* [ACTION ITEM]:
What is the number of lines in the entries that contain "JSON"? Reply with that number only.
───── WORKING DATA
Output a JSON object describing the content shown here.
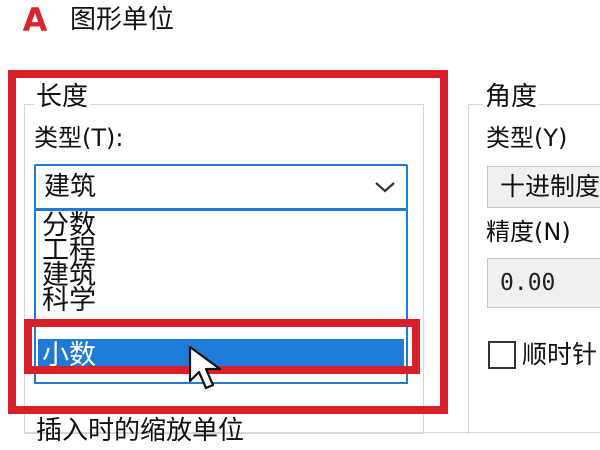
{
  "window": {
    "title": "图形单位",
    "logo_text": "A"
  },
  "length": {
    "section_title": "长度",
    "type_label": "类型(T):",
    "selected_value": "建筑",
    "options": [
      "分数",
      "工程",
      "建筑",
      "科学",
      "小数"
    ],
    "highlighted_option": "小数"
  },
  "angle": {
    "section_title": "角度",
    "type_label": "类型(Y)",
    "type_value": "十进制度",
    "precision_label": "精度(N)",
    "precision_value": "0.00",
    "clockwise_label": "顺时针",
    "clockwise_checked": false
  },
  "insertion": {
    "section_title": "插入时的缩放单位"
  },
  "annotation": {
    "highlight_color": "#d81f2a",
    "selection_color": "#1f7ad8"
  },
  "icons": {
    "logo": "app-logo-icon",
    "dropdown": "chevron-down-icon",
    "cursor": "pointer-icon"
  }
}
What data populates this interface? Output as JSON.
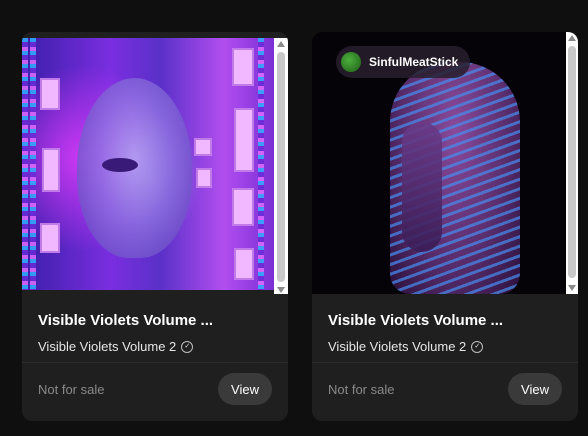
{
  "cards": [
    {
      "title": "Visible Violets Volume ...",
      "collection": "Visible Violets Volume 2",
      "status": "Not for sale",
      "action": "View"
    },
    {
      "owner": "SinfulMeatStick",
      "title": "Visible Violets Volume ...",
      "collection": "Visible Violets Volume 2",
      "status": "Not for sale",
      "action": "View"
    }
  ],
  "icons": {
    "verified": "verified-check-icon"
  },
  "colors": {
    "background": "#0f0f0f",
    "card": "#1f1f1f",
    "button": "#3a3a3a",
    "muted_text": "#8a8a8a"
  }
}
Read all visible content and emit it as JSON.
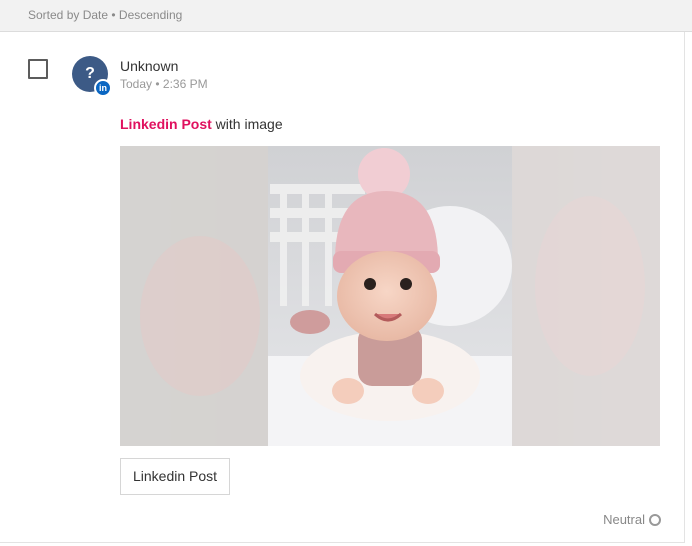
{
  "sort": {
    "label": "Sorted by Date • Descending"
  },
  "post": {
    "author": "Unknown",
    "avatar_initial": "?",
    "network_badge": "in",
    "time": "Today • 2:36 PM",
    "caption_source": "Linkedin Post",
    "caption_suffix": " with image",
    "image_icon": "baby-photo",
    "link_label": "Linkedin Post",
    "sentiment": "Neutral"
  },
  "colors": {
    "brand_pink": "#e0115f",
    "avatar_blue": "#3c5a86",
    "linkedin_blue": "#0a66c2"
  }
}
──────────
* [TASK RESPONSE]:
3